What do visitors make of a building that looks like the structure that once housed a famous person, that stands on the same piece of ground as that now-destroyed original structure once did, but is itself only a replica of that structure? Is that building still worth a visit? Should the replica have any meaning for visitors? That’s the question that confronts visitors to the Declaration House at 7th and Market streets in Philadelphia.
In Philadelphia’s historic district, just south of the Second Bank of the United States, stands a statue to Robert Morris, someone most of that city’s current residents will never have heard of. But Morris was a very important man in the country’s early history. If Robert Morris had had his way, the nation’s capital today wouldn’t be in Washington, DC. It would be in Philadelphia.

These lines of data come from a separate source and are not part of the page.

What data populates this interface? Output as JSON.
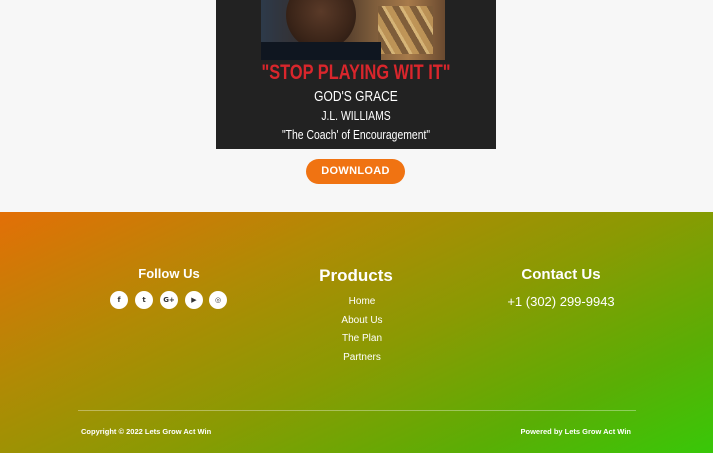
{
  "cover": {
    "title": "\"STOP PLAYING WIT IT\"",
    "line1": "GOD'S GRACE",
    "line2": "J.L. WILLIAMS",
    "line3": "\"The Coach' of Encouragement\""
  },
  "download_label": "DOWNLOAD",
  "footer": {
    "follow_title": "Follow Us",
    "socials": [
      {
        "icon": "facebook-icon",
        "glyph": "f"
      },
      {
        "icon": "twitter-icon",
        "glyph": "t"
      },
      {
        "icon": "google-plus-icon",
        "glyph": "G+"
      },
      {
        "icon": "youtube-icon",
        "glyph": "▶"
      },
      {
        "icon": "instagram-icon",
        "glyph": "◎"
      }
    ],
    "products_title": "Products",
    "links": [
      "Home",
      "About Us",
      "The Plan",
      "Partners"
    ],
    "contact_title": "Contact Us",
    "phone": "+1 (302) 299-9943",
    "copyright": "Copyright © 2022 Lets Grow Act Win",
    "powered": "Powered by Lets Grow Act Win"
  },
  "colors": {
    "accent_orange": "#f07312",
    "cover_red": "#d9262c",
    "footer_start": "#e36f07",
    "footer_end": "#38c808"
  }
}
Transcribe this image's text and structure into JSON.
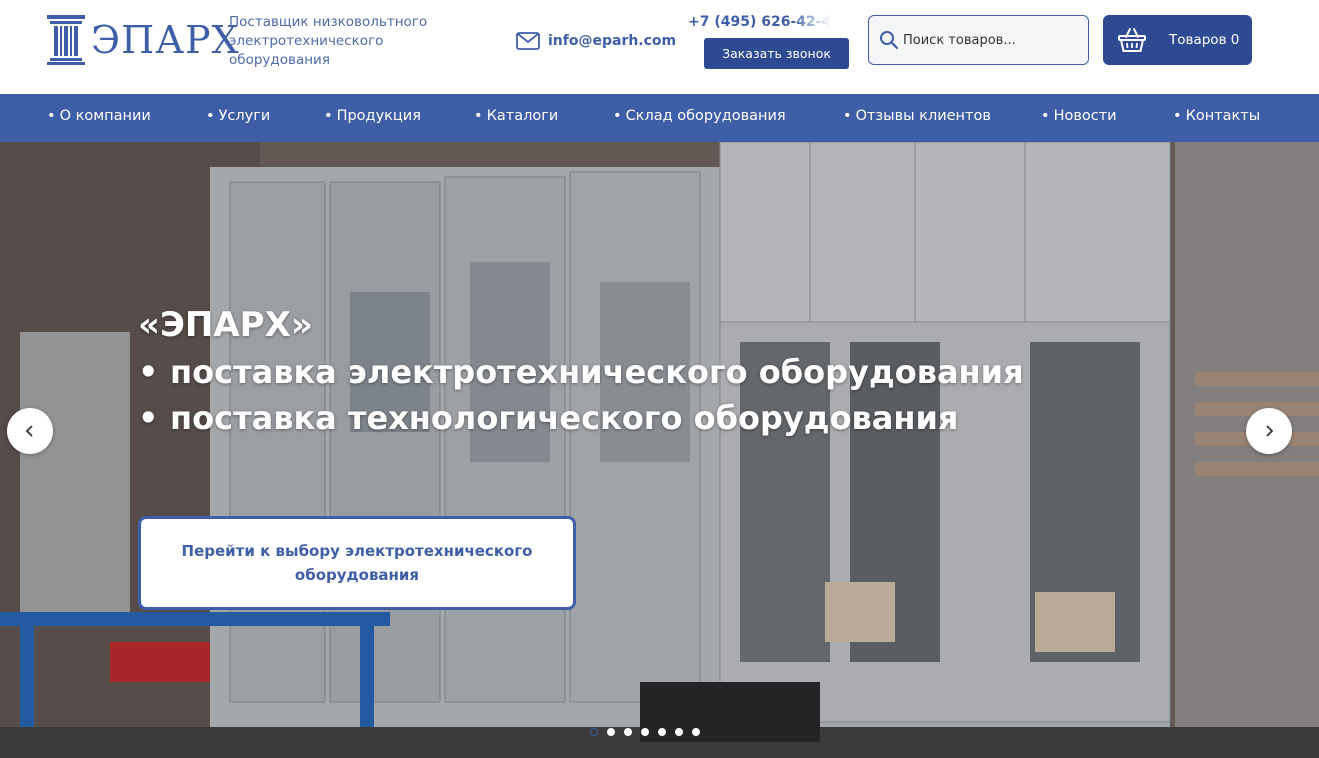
{
  "header": {
    "logo_text": "ЭПАРХ",
    "tagline": "Поставщик низковольтного электротехнического оборудования",
    "email": "info@eparh.com",
    "phone": "+7 (495) 626-42-4",
    "callback_label": "Заказать звонок",
    "search_placeholder": "Поиск товаров...",
    "cart_label": "Товаров 0"
  },
  "nav": {
    "items": [
      {
        "label": "О компании"
      },
      {
        "label": "Услуги"
      },
      {
        "label": "Продукция"
      },
      {
        "label": "Каталоги"
      },
      {
        "label": "Склад оборудования"
      },
      {
        "label": "Отзывы клиентов"
      },
      {
        "label": "Новости"
      },
      {
        "label": "Контакты"
      }
    ]
  },
  "hero": {
    "title": "«ЭПАРХ»",
    "lines": [
      "поставка электротехнического оборудования",
      "поставка технологического оборудования"
    ],
    "bullet": "•",
    "cta_label": "Перейти к выбору электротехнического оборудования",
    "slide_count": 7,
    "active_slide": 1
  },
  "icons": {
    "logo": "column-logo-icon",
    "email": "envelope-icon",
    "phone": "phone-icon",
    "search": "search-icon",
    "cart": "basket-icon",
    "prev": "chevron-left-icon",
    "next": "chevron-right-icon"
  },
  "colors": {
    "brand": "#3f5ea8",
    "brand_dark": "#2e4a92",
    "nav_bg": "#3f5ea8"
  }
}
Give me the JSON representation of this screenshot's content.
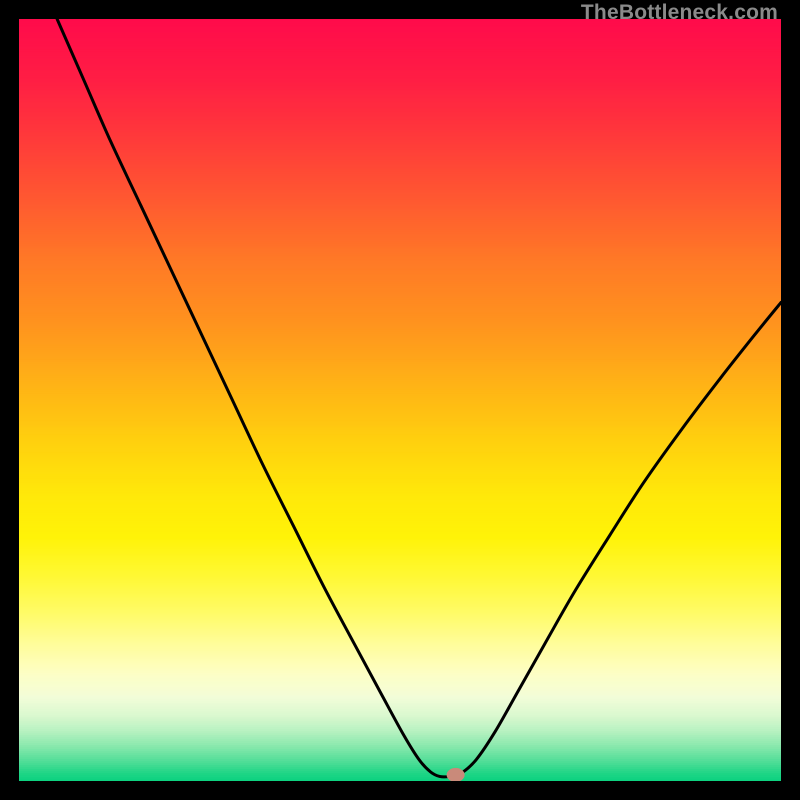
{
  "watermark": "TheBottleneck.com",
  "colors": {
    "curve": "#000000",
    "marker": "#c98a7a",
    "frame": "#000000"
  },
  "chart_data": {
    "type": "line",
    "title": "",
    "xlabel": "",
    "ylabel": "",
    "xlim": [
      0,
      1
    ],
    "ylim": [
      0,
      1
    ],
    "gradient_stops": [
      {
        "y_frac": 0.0,
        "color": "#ff0b4b"
      },
      {
        "y_frac": 0.08,
        "color": "#ff1e44"
      },
      {
        "y_frac": 0.16,
        "color": "#ff3b3a"
      },
      {
        "y_frac": 0.24,
        "color": "#ff5a30"
      },
      {
        "y_frac": 0.32,
        "color": "#ff7a26"
      },
      {
        "y_frac": 0.4,
        "color": "#ff931e"
      },
      {
        "y_frac": 0.48,
        "color": "#ffb316"
      },
      {
        "y_frac": 0.56,
        "color": "#ffd20e"
      },
      {
        "y_frac": 0.62,
        "color": "#ffe70a"
      },
      {
        "y_frac": 0.68,
        "color": "#fff308"
      },
      {
        "y_frac": 0.73,
        "color": "#fff833"
      },
      {
        "y_frac": 0.78,
        "color": "#fffb68"
      },
      {
        "y_frac": 0.82,
        "color": "#fffd9a"
      },
      {
        "y_frac": 0.86,
        "color": "#fdfec6"
      },
      {
        "y_frac": 0.89,
        "color": "#f2fdd8"
      },
      {
        "y_frac": 0.915,
        "color": "#d9f8cf"
      },
      {
        "y_frac": 0.935,
        "color": "#b6f1c0"
      },
      {
        "y_frac": 0.955,
        "color": "#87e8ac"
      },
      {
        "y_frac": 0.975,
        "color": "#4fdd97"
      },
      {
        "y_frac": 0.99,
        "color": "#1fd586"
      },
      {
        "y_frac": 1.0,
        "color": "#0bd17f"
      }
    ],
    "curve_points": [
      {
        "x": 0.05,
        "y": 1.0
      },
      {
        "x": 0.085,
        "y": 0.92
      },
      {
        "x": 0.12,
        "y": 0.84
      },
      {
        "x": 0.16,
        "y": 0.755
      },
      {
        "x": 0.2,
        "y": 0.67
      },
      {
        "x": 0.24,
        "y": 0.585
      },
      {
        "x": 0.28,
        "y": 0.5
      },
      {
        "x": 0.32,
        "y": 0.415
      },
      {
        "x": 0.36,
        "y": 0.335
      },
      {
        "x": 0.4,
        "y": 0.255
      },
      {
        "x": 0.44,
        "y": 0.18
      },
      {
        "x": 0.475,
        "y": 0.115
      },
      {
        "x": 0.505,
        "y": 0.06
      },
      {
        "x": 0.525,
        "y": 0.028
      },
      {
        "x": 0.54,
        "y": 0.012
      },
      {
        "x": 0.552,
        "y": 0.006
      },
      {
        "x": 0.565,
        "y": 0.006
      },
      {
        "x": 0.58,
        "y": 0.01
      },
      {
        "x": 0.6,
        "y": 0.028
      },
      {
        "x": 0.625,
        "y": 0.065
      },
      {
        "x": 0.655,
        "y": 0.118
      },
      {
        "x": 0.69,
        "y": 0.18
      },
      {
        "x": 0.73,
        "y": 0.25
      },
      {
        "x": 0.775,
        "y": 0.322
      },
      {
        "x": 0.82,
        "y": 0.392
      },
      {
        "x": 0.87,
        "y": 0.462
      },
      {
        "x": 0.92,
        "y": 0.528
      },
      {
        "x": 0.965,
        "y": 0.585
      },
      {
        "x": 1.0,
        "y": 0.628
      }
    ],
    "marker": {
      "x": 0.573,
      "y": 0.008
    }
  }
}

One of the most beautiful old buildings in Philadelphia’s historic district is a former bank with a lot of history behind it that’s now used as an art gallery. This is the Second Bank of the United States. It’s still called that, even though it hasn’t been used as a working bank for more than 180 years. It’s a hidden treasure. Really.
In case you missed the last posts on the subject, I was suggesting before that the Liberty Bell really has meaning for many, many people, even if they’re not always quite sure why that is. If you want a quick primer on how this works, try getting up close to the bell (or a picture of the bell) and look more carefully at four things—four visual elements—you can see clearly marked on its surface: a date, the names on the bell, the crack, and the “Proclaim liberty” inscription.
So yesterday I started talking about the Liberty Bell and noted how hard it is to get a handle on its significance. In another post I’m going to try and rectify that. But first, I want to say something about how the bell is displayed to the public.
As a newcomer to America, I found the Liberty Bell to be a bit of an enigma when I first saw it. It’s a biggish bell with a big crack in it. Sure, it’s old, but not that old. It’s a sacred relic, supposedly beloved by all Americans. It’s got a big crack in it. It had something to do with the American Revolution, but then so did lots of other things that are still around today. The word “Liberty” features prominently on its side. It’s put on display so people can go right up to it. And it’s got a big crack in it. Maybe it has something to do with the big crack.